Vishnu and Shiva temples

This post may add to Aadisht’s contention of Shaivism being superior to Vaishnavism. Earlier this month I’d gone with family to this place called Avani, some 100 km east of Bangalore. The main centre of attraction there was this 10th century Shiva temple that had been built by the Gangas.

As we got off the car, I was pleased to see the signage of the Archaeological Society of India. I’m in general not a big fan of temples. I find them to be overwhelmed with “devotees”, and way too noisy, and more importantly for some reason I’m not allowed to use my camera inside temples.
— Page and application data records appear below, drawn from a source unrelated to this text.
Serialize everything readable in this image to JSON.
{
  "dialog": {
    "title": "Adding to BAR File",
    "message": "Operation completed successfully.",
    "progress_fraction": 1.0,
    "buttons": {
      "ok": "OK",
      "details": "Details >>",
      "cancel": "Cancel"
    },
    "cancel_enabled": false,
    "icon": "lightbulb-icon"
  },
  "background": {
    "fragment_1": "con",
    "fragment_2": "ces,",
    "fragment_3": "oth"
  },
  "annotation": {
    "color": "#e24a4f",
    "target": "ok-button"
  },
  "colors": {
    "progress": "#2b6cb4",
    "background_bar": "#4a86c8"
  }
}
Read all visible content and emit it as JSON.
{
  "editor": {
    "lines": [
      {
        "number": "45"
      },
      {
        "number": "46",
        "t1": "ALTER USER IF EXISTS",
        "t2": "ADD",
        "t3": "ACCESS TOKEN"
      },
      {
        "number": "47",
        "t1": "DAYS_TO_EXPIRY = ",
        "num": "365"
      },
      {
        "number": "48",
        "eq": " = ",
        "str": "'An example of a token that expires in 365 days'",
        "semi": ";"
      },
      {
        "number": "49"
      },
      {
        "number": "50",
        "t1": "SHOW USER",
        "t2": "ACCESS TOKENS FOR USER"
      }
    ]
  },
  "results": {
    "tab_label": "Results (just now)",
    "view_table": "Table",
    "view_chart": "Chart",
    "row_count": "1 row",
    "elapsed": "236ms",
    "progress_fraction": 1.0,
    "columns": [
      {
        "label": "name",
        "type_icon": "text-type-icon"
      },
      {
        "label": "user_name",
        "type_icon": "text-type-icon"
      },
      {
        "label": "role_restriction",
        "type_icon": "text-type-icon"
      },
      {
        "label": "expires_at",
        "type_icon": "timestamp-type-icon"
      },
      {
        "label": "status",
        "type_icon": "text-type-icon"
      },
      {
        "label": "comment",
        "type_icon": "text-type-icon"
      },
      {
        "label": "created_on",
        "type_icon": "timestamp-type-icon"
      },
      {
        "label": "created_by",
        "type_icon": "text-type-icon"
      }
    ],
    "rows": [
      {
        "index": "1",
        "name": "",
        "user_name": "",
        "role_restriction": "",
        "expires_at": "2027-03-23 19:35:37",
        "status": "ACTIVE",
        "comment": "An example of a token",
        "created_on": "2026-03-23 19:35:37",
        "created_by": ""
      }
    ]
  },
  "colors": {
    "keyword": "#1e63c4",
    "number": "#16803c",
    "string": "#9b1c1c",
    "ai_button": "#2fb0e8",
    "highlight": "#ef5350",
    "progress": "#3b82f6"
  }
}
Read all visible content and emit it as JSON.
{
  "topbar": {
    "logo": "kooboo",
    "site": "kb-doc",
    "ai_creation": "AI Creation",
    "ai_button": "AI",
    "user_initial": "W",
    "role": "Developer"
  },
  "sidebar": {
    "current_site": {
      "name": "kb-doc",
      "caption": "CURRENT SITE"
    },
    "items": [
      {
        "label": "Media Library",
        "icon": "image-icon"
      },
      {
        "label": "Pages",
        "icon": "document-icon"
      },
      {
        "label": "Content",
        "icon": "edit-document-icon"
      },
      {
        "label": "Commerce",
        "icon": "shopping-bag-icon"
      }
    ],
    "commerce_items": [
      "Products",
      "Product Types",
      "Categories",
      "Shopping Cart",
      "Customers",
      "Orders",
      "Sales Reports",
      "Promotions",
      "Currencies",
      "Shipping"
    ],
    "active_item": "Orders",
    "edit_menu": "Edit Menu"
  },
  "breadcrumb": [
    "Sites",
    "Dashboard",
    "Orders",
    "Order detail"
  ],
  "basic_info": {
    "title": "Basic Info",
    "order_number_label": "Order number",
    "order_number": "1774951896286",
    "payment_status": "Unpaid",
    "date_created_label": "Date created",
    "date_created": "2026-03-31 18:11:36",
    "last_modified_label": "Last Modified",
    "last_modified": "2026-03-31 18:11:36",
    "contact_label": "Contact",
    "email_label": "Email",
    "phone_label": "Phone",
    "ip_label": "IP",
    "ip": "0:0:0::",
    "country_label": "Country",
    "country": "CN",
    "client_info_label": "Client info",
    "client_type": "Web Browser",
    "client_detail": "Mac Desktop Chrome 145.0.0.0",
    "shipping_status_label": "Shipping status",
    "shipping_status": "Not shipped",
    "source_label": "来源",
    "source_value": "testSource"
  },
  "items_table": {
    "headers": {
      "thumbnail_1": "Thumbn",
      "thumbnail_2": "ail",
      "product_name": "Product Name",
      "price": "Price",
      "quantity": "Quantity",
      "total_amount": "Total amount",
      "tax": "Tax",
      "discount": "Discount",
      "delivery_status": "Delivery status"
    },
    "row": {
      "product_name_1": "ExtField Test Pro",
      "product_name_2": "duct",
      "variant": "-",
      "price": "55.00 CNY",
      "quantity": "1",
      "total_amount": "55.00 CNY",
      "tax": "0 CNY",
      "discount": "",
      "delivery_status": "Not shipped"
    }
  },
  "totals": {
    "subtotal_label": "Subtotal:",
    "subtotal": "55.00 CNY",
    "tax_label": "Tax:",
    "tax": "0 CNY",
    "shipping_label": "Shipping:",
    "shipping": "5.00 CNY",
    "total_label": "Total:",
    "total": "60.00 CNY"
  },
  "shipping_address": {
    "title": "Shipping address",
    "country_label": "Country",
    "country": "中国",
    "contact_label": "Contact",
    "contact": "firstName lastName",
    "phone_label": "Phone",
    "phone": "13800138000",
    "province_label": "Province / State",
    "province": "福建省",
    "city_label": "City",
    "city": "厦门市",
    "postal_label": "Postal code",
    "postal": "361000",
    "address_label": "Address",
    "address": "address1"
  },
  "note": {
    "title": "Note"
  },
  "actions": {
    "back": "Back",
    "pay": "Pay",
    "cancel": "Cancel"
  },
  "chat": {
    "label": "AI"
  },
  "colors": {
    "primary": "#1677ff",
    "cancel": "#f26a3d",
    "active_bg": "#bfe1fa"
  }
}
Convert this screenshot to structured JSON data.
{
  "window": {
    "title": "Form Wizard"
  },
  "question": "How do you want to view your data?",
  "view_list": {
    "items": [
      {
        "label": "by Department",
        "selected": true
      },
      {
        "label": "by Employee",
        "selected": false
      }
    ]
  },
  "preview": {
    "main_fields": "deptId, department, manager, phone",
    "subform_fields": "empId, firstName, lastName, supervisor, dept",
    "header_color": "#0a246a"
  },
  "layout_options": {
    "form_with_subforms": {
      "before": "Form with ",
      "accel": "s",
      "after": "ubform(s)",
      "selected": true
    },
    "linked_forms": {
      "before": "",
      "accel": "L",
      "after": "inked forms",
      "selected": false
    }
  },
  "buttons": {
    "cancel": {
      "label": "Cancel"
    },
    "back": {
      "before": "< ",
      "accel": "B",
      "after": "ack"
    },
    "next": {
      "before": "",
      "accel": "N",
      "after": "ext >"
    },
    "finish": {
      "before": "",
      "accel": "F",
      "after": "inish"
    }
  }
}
So I was pleased that this being an ASI temple there won’t be any worship in there and so I can take pictures peacefully.

As we entered, though, I saw a number of priestly figures standing around the entrance, and one of them shouted “no photo in temple, no photo in temple” (i was in bermudas and a t-shirt, and wearing a backpack and camera bag so looked foreign types). I just nodded and went on. And then another priest accompanied us, and performed the pooja to the idol.

The temple at Avani is that of Ramalingeshwara, a version of Shiva. Now, the studness with Shiva temples is that the idol is extremely simple. It’s just a penis. And it’s not hard to make, and more importantly it’s hard to break, since it’s monolithic, and usually without any portions that can easily break off. Contrast this with Vishnu temples, where the idols are of actual human figures, with arms and legs and ears and noses and fingers – all made of relatively thin pieces of stone, which makes it easier to break.

So think of yourself as an invader who for some reason wants to defile a temple by destroying its idols. The very nature of idols in a Vishnu temple makes your job simple. All you need is to give one strong hit which will break off a nose or a toe or a finger – not much damage, but enough to defile the temple and render it useless for the purpose of worship. But get to a Shiva temple, and you see one large penis-shaped stone in there, and you realize it’s not worth your patience to try break it down. So you just loot the vaults and go your way.

And hence, due to the nature of the idols in these temples, Shiva temples are more resilient to invasion and natural disaster compared to Vishnu temples. Aadisht, you can be happy.